National Marriage Week: Hollywood Marriages
In Old Hollywood, the films often ended with marriage and sometimes this is repeated in real life. One of the longest Hollywood marriages is the 50 year marriage of Paul Newman and Joanne Woodward. In 1953, when Paul set eyes on Joanne, Newman said he fell in love. As for Woodward, she just didn’t think much of him! When Paul was asked why he remained faithful to his wife when he could have any woman, he stated, “Why go out for hamburger when I have steak at home?” Joanne, when asked about their successful relationship said “Sexiness wears thin after a while and beauty fades, but to be married to a man who makes you laugh every day?”
These two statements should be reflected on within the current hiatus of transfers from defined benefit schemes, that offer guarantees and certainty to the defined contribution pension pots. The freedoms and opportunities now available with your defined contribution pension pot may appear attractive and sexy, especially when you have been offered an eye watering transfer value and markets are going up, but in the long term it could wear thin when you realise that you’re responsible for ensuring that you have enough money to provide you with an income for the rest of your life.
Before transferring, think long and hard about these questions:
- What other income will I definitely have coming in, in retirement? – State pension is certain but buy-to let rental income is not.
- How much do I understand about investments? – If the market goes down, drawing an income out of your pension fund can have a very detrimental impact on the size of your pot.
- Will you be able to ride out the peaks and troughs of the investment market – People often react to stock market falls by cashing in their investments at the worst possible time so that their pension pot never recovers.
- Do you know all the charges that you will be paying on transfer, while invested and on exiting? – Your defined contribution pension pot will have administration charges, investment costs, transaction costs and possibly advice costs which all need to be factored into how much the money needs to grow in order to provide the same income as a defined benefit scheme.
- What will happen when I die? – On your death, your partner will have to make decisions about the pension.

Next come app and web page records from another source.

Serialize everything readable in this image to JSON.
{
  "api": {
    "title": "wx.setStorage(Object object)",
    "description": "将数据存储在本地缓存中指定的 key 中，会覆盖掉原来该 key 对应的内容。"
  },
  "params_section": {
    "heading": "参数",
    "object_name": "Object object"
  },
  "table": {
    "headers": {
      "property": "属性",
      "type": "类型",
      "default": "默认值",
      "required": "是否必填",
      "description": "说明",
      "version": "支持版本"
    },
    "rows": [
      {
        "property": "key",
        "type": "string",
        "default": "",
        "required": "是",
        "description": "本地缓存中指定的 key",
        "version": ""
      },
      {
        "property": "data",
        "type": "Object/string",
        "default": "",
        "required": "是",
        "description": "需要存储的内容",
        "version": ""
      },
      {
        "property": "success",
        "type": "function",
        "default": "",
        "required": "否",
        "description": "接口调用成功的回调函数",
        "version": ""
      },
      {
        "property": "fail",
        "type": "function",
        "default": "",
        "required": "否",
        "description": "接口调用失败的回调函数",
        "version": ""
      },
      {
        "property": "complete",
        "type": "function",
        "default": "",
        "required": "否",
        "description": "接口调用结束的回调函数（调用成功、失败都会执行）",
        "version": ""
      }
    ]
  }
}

The reason why transfer values from defined benefit schemes have increased is because a good retirement can be expensive. Like a good marriage, you should always make sure that your pension/partner will stand the test of time.